During our trip to Yaroslavl we visited the Eternal Flame memorial. The memorial is dedicated to the Russian men and women who served in the Great Patriot war otherwise known as WWll. This Second World War memorial was opened in 1968 and is made up of two large granite stones. The first stone has an engraving of a man representing the soldiers who served at the front. The second stone has an engraving of a woman representing the labor effort. Between these two granite structures lies the eternal flame. While standing at the memorial you can’t help but get this sobering since of warfare. Whether your a citizen, allie or enemy there will always remain this inexplicable waste of human life.
Looking beyond the memorial you can see the rebuilt Assumption (Dormition) Cathedral. The original cathedral was built in 1215 and blown up in 1937 during the Stalin era. During this period the soviets destroyed thousands of churches in an effort to promote atheism. This new church was completed at a cost of 20 million euro with the help of a private donor. The reconstructed cathedral was finished in 2010 which coincided with Yaroslavs 1,000 year anniversary.

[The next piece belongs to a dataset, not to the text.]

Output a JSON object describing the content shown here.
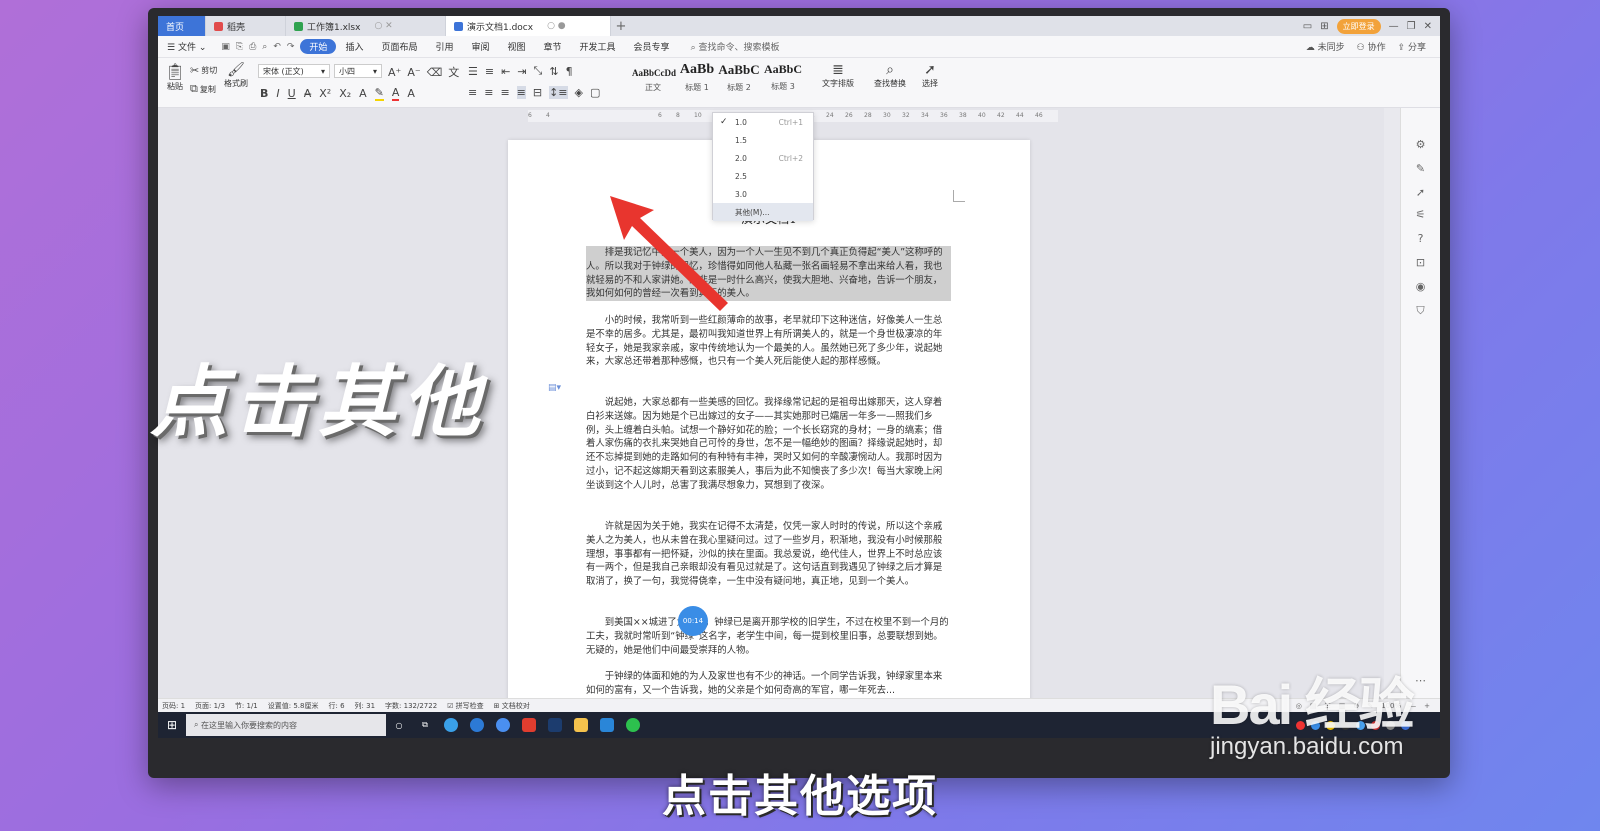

After touring the grounds our guide brought us to a exhibit of the bells of the Dormition cathedral. This region of Russia had been known for the manufacturing of bells. Currently this old craft of bell casting is being revived, with no two bells exactly alike.
Our next destination would be at the Church of Elijah the Prophet. In order to get to the church we needed to pass by an assembly of military personnel. There seemed to be some kind of procession or drill in progress. We took a few pictures but our tour guide didn’t want us to linger and hurried us through.
At the Church of Elijah the Prophet, like many ornamental churches in Russia, there was a fee to take photos. The cost was only around 100 rubles but well worth the expense. Admittedly I had cheated prior, sneaking a few pics without paying. But now I was happily clicking away guilt free at the amazing array of frescoes.
Today our boat docked at the small town of Goritsy. The weather was cold and windy with a sideways rain that made you want to stay cuddled in your cabin. But we had signed up for the walking tour, so we braved the elements.
The villages main attraction is the Goritsy Monastery that we could see in the distance.
Our first stop on our walk was a small market to get dry since everyones clothes were now wet. After gathering our groups stragglers we left for a villagers home to see their garden. Yes this was a garden that grew outside. Very exciting. Our group didn’t want to get the villagers home muddy so we didn’t go inside. My sister in law however, in need of a restroom, used her Google translate app to use the homes facilities. She spoke of how well the app worked and how gracious the villagers were.
Allan’s mom was getting tired so he escorted her back to the ship and I decided to ditch the group and explore on my own. I took photos of the village houses as well as a simple war memorial, which looked like Tin Man from the Wizard of Oz. After getting my fill of this quaint town I headed back to the ship…. forgetting to visit the Goritsy Monastery…….